■ **ASSIGNMENT**: Search the entries below for the word "Element" and copy each line that has it.

Records from a data source
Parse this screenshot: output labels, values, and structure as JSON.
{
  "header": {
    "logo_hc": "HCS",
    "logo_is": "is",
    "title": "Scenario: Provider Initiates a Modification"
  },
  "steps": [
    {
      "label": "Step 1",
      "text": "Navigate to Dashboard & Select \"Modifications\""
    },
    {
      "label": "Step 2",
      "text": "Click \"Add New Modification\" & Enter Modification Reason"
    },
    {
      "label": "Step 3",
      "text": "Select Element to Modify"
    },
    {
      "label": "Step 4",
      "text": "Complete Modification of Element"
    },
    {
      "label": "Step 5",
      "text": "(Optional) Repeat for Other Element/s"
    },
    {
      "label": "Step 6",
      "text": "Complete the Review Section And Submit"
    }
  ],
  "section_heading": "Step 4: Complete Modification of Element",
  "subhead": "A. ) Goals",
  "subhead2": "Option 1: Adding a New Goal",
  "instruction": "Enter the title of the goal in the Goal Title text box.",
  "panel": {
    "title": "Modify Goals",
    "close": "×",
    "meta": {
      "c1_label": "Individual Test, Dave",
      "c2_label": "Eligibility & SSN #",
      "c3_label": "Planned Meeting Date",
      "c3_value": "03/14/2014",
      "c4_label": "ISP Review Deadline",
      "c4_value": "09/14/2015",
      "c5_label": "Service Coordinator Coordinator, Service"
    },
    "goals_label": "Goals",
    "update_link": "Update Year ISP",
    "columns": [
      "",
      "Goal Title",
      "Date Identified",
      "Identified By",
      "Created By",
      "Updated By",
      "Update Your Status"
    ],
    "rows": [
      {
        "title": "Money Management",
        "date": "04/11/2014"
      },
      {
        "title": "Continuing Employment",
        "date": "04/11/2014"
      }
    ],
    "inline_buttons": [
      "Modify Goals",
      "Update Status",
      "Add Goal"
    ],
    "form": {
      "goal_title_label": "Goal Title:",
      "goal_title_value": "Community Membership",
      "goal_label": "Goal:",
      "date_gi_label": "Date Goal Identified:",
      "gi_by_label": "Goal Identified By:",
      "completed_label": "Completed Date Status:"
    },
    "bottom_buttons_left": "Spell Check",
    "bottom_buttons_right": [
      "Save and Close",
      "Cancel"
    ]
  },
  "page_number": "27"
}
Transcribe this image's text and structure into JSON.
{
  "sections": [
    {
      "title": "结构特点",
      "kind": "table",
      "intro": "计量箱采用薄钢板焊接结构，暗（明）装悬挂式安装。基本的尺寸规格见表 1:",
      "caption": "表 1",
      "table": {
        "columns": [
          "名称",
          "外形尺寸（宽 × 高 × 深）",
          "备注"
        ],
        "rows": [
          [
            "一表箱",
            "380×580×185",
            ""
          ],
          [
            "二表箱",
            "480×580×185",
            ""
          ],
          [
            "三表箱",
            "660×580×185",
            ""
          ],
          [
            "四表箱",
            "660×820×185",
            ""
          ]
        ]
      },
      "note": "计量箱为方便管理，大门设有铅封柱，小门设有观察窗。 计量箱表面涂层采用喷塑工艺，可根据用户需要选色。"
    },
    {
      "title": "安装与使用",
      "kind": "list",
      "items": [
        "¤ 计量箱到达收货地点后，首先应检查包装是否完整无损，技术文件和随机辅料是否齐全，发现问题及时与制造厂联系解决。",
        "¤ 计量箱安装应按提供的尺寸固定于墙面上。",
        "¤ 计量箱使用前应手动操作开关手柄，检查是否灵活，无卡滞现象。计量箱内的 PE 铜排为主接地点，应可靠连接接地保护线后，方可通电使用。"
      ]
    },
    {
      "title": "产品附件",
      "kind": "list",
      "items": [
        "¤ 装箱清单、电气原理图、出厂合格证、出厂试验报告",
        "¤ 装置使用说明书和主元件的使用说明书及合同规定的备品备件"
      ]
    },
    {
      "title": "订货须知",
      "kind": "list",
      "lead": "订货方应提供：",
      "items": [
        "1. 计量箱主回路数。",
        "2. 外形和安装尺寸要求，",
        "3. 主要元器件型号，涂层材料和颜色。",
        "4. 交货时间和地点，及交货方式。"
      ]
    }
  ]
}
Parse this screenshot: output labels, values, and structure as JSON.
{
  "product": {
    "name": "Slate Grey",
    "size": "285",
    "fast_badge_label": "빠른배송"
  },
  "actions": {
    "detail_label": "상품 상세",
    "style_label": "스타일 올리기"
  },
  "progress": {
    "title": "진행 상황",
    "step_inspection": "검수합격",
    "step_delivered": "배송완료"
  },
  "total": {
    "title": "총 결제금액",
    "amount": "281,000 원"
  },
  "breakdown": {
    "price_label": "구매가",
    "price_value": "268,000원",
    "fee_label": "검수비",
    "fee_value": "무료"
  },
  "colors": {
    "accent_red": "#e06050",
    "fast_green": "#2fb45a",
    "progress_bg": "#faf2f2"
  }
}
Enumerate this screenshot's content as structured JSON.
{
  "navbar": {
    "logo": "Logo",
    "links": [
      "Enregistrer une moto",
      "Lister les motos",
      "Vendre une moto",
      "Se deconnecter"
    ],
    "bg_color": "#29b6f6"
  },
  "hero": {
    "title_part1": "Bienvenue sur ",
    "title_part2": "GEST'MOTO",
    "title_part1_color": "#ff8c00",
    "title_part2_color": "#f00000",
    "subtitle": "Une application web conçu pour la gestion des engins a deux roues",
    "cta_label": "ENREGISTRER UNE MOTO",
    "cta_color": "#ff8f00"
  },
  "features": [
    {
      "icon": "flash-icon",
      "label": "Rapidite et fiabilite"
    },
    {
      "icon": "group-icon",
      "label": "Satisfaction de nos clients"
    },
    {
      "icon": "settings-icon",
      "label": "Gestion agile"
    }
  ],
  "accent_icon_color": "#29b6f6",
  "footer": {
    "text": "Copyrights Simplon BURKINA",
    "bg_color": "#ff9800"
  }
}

■ **EXERCISE OUTPUT**:
      "text": "Select Element to Modify"
      "text": "Complete Modification of Element"
      "text": "(Optional) Repeat for Other Element/s"
  "section_heading": "Step 4: Complete Modification of Element",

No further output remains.